I think a real good solution was put all of our resources as much as we can into colonizing another planet and then use earth strictly as a resource basin.
But I think this is a little bit unethical. I think one of the problems of humanity is coming to terms with is human beings as resources, as opposed to essentially segregate and special divine beings.
I think this is the hard problem of consciousness: how do we maintain the special sense of the privileged self amidst and increasingly obvious mass production of universal items that we call human beings ?
Because I think what we’re finding is that one. There is no harness seeing this ideal of special privilege, And two. That we generate Excessivewaste because of this privilege, Three. The more people that there are, that population continues to grow, the more we have various individual arguments of why someone should be allowed this special privilege but also how this special privilege takes precedent over everything else three. The more people that there are, that population continues to grow, the more we have various individual arguments of why someone should be allowed this special privilege but also how this special privilege takes precedent over everything else.
It’s a nonsensical cyclical presence of not caring and forgetting that I don’t think we will ever be able to teach people to overcome or be different.
I think the issue is not that this kind of human self centeredness will destroy the planet and humanity will kill itself, but more that the problem becomes a logistical problem of pure numbers of human beings and the value or the extension of value to every last human being.

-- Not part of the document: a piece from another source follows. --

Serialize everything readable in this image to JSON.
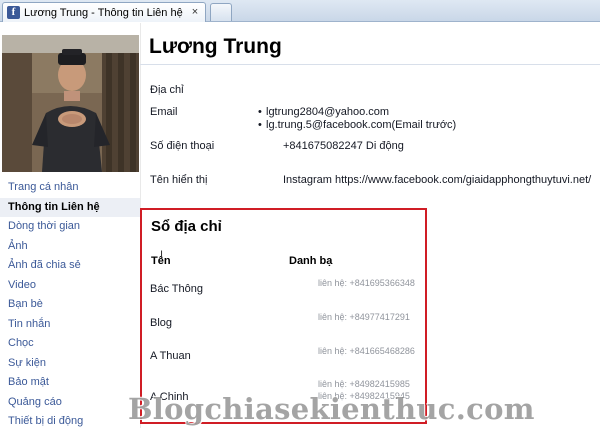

… I mean in our ultra liberal ethical western world we tend to place the ancient aristocracies of cast aside as a primitive social system.
But indeed it may be that ancient societies had already come up with a solution to the problem that has already occurred, but has been forgotten.
When we come to terms with that ethics is really a logistical category instead of some sort of divinely inspired or biologically mandated truth, that’s when we really start understanding what it is to be human. I think.
Personally my solution to this logistical problem is to cut off the philosophical conflation between the two irreconcilable realities of consciousness.
My strategy is this one of Care and responsibility to relationships of human beings on a small scale, rather than the idealize the love of the world and all of humanity in the ideological sense.
Hence I’m going to be a counselor rather than a philosophical activist☺️🤔
Pingback: Landscapes of Terminal Capitalism – The Philosophical Hack·